Exercise ▸
Copy out each line in the listing below where the word "Obtain" appears.

------------------------

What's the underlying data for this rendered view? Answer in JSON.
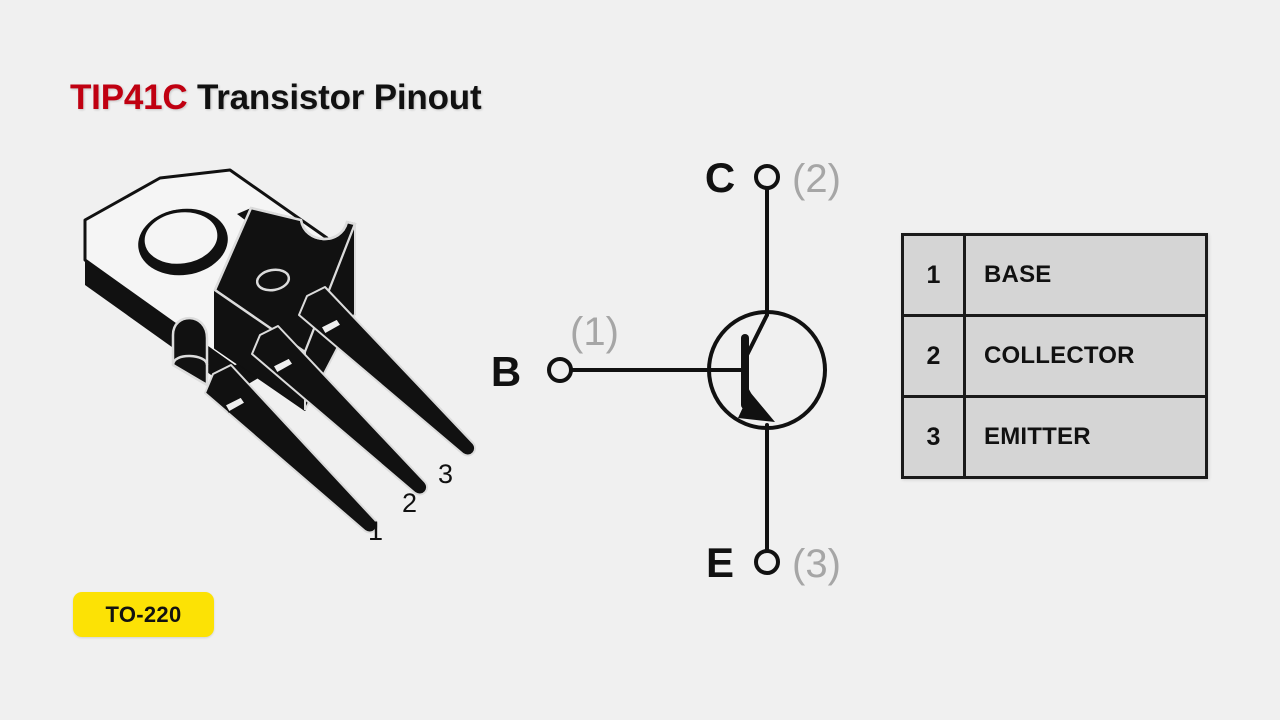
{
  "page": {
    "background_color": "#f0f0f0",
    "title_part_red": "TIP41C",
    "title_part_dark": " Transistor Pinout",
    "accent_red": "#C00011",
    "badge_yellow": "#FCE205",
    "table_fill": "#d5d5d5",
    "line_color": "#111111",
    "muted_gray": "#9a9a9a"
  },
  "badge": {
    "label": "TO-220"
  },
  "package": {
    "name": "TO-220 package 3D drawing",
    "lead_labels": [
      "1",
      "2",
      "3"
    ]
  },
  "schematic": {
    "type": "NPN bipolar junction transistor",
    "terminals": [
      {
        "letter": "B",
        "pin_ref": "(1)",
        "name": "base"
      },
      {
        "letter": "C",
        "pin_ref": "(2)",
        "name": "collector"
      },
      {
        "letter": "E",
        "pin_ref": "(3)",
        "name": "emitter"
      }
    ]
  },
  "pin_table": {
    "rows": [
      {
        "number": "1",
        "function": "BASE"
      },
      {
        "number": "2",
        "function": "COLLECTOR"
      },
      {
        "number": "3",
        "function": "EMITTER"
      }
    ]
  }
}
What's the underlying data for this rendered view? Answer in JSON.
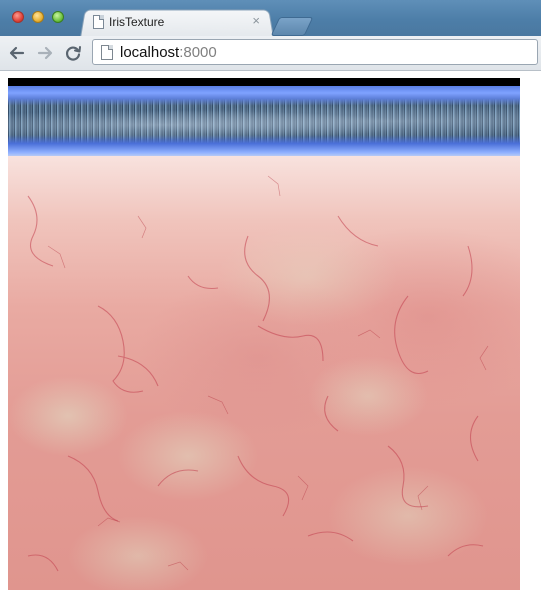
{
  "window": {
    "tab_title": "IrisTexture",
    "tab_close": "×"
  },
  "toolbar": {
    "url_host": "localhost",
    "url_port": ":8000"
  },
  "icons": {
    "close": "close-button",
    "minimize": "minimize-button",
    "maximize": "maximize-button",
    "tab_page": "page-icon",
    "back": "back-arrow-icon",
    "forward": "forward-arrow-icon",
    "reload": "reload-icon",
    "omnibox_page": "page-icon"
  },
  "colors": {
    "titlebar": "#4d7ea8",
    "band_blue": "#5a7fe6",
    "texture_pink": "#e39c95"
  }
}
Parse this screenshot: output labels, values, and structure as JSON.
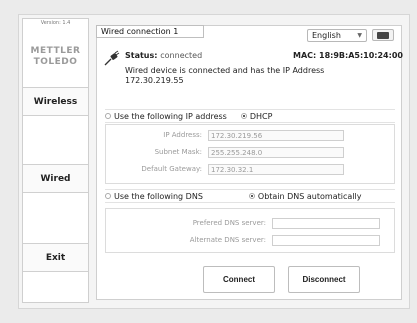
{
  "sidebar": {
    "version": "Version: 1.4",
    "logo_line1": "METTLER",
    "logo_line2": "TOLEDO",
    "wireless_label": "Wireless",
    "wired_label": "Wired",
    "exit_label": "Exit"
  },
  "tab": {
    "label": "Wired connection 1"
  },
  "language": {
    "selected": "English"
  },
  "status": {
    "label": "Status:",
    "value": "connected",
    "mac": "MAC: 18:9B:A5:10:24:00",
    "message_line1": "Wired device is connected and has the IP Address",
    "message_line2": "172.30.219.55"
  },
  "ip": {
    "option_static": "Use the following IP address",
    "option_dhcp": "DHCP",
    "selected": "DHCP",
    "address_label": "IP Address:",
    "address_value": "172.30.219.56",
    "mask_label": "Subnet Mask:",
    "mask_value": "255.255.248.0",
    "gateway_label": "Default Gateway:",
    "gateway_value": "172.30.32.1"
  },
  "dns": {
    "option_static": "Use the following DNS",
    "option_auto": "Obtain DNS automatically",
    "selected": "Obtain DNS automatically",
    "preferred_label": "Prefered DNS server:",
    "preferred_value": "",
    "alternate_label": "Alternate DNS server:",
    "alternate_value": ""
  },
  "actions": {
    "connect_label": "Connect",
    "disconnect_label": "Disconnect"
  },
  "colors": {
    "sidebar_bg": "#ffffff",
    "panel_border": "#cfcfcf",
    "muted_text": "#9a9a9a"
  },
  "icons": {
    "status": "wired-connection-icon",
    "keyboard": "keyboard-icon",
    "dropdown": "chevron-down-icon"
  }
}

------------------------

Finished exercise ▸
    "option_auto": "Obtain DNS automatically",
    "selected": "Obtain DNS automatically",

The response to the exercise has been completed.